Diigo is installed in the same manner as the other apps I tried. You sign up for an account and install the browser extension. There is a free limited account available and a variety of paid accounts exist.
Once the installation is done, selecting and highlighting text is easy. You select text and right-click to get the option to save the selected text to Diigo.
You can go to your library in Diigo to see your highlighted text. If you click on the highlight, it will take you to the source article. You can als export the highlighted text by emailing one or selected highlights to yourself or to someone else. There is an option to export highlighted text to a CSV file.
Zotero is usually used by students who needs to keep track of the references for sources used when they write assignments. It is also called a research assistant. I downloaded Zotero and signed up for a free account. Zotero is an app that you install on your laptop.

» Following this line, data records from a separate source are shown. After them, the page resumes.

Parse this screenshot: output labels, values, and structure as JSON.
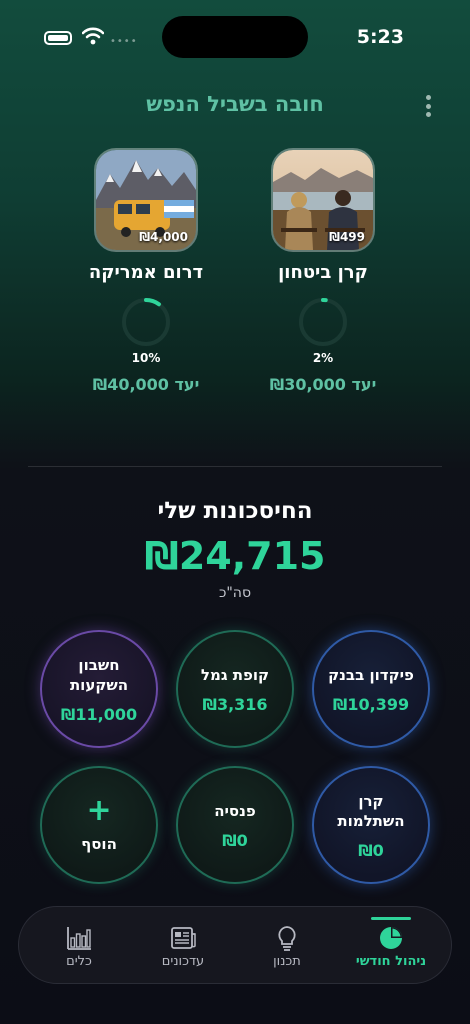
{
  "status_bar": {
    "time": "5:23"
  },
  "header": {
    "title": "חובה בשביל הנפש"
  },
  "goals": [
    {
      "name": "קרן ביטחון",
      "amount": "₪499",
      "percent": "2%",
      "progress": 0.02,
      "target": "יעד ₪30,000"
    },
    {
      "name": "דרום אמריקה",
      "amount": "₪4,000",
      "percent": "10%",
      "progress": 0.1,
      "target": "יעד ₪40,000"
    }
  ],
  "savings": {
    "title": "החיסכונות שלי",
    "total": "₪24,715",
    "total_label": "סה\"כ",
    "accounts": [
      {
        "name": "פיקדון בבנק",
        "value": "₪10,399",
        "color": "#2f5aa6"
      },
      {
        "name": "קופת גמל",
        "value": "₪3,316",
        "color": "#1f6b56"
      },
      {
        "name": "חשבון השקעות",
        "value": "₪11,000",
        "color": "#6a4aa6"
      },
      {
        "name": "קרן השתלמות",
        "value": "₪0",
        "color": "#2f5aa6"
      },
      {
        "name": "פנסיה",
        "value": "₪0",
        "color": "#1f6b56"
      }
    ],
    "add_label": "הוסף",
    "add_icon": "+"
  },
  "tabbar": {
    "items": [
      {
        "label": "ניהול חודשי",
        "icon": "pie-chart-icon",
        "active": true
      },
      {
        "label": "תכנון",
        "icon": "lightbulb-icon",
        "active": false
      },
      {
        "label": "עדכונים",
        "icon": "newspaper-icon",
        "active": false
      },
      {
        "label": "כלים",
        "icon": "bar-chart-icon",
        "active": false
      }
    ]
  },
  "colors": {
    "accent": "#2fd49a",
    "title": "#5fc1a4"
  }
}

When you are on a website you selected text in the normal manner, you then right-click and there is an option to save the selected text to Zotero. You can view your selected texts in the Zotero app, together with the link to the source document. Zotero allows you to export the highlights (you can select one or all) in different formats, such as CSV or Evernote format.
Zotero is easy to use. I prefer keep my notes browser-based. If I were writing a thesis, Zotero would be perfect but I don’t like having to access my selected text in another app.
Readwise is a very useful tool. It is available for free and there are a variety. of paid options available. The free version allows you to import Kindle highlights and you can select and save text from any website to Readwise.
After signing up for a Readwise account, you need to install the browser extension. When you are on a website or even an email, you right click to save your selected text to Readwise.
From your Readwise dashboard you can access all your saved text. You can export these saved text per article as markdown. With the paid version you can export your items to Evernote directly.
What is great about Readwise is that you can get an email on a regular basis with some of your highlights – this process is called resurfacing and if you want to make the most of your selected text, this is definitely on way to learn and remember most of it easily.
9. Weava Tools
I tried the free version of Weava Tools. It allows you to store items up to 100mb. You can choose from different highlighter colors. Weave is usually also used by students who need to record the sources they use in assignments and writing projects.
When you select text on a website, the Weava’s highlight buttons will appear immediately. You can select the highlighter color and also the folder where your selected text will be saved to.
When you go to Weava’s website, you can access your library of notes. Weave will save the entire article with your highlights. You can also export one or more selected notes to word, CSV, text or excel format.
10. Other tools I tried
I tried tools such as Pocket, Google Keep and Instapaper. These tools allows you to save entire articles. Both Pocket and Instapaper’s premium versions allow you to save highlights on the entire article. I also tried Nimbus Note, a tool with its own web clipper, but each time I tried selecting and saving text, the process would just lag and not get done.
Best tools to select and save content from websites
All of the tools I tested was easy to install and use. I preferred the tools that did not require any actions other than selecting text and clicking to save. I also preferred the tools that made it easy to see all the highlights per article grouped together.
For me, the best tool to select and save content from websites is Readwise. Not only is the free version sufficient for this, but downloading the highlights per Kindle book or per website article in markdown format is quick and easy. Markdown files can be used in apps such as Bear, Roam Research or Obsidian for further processing.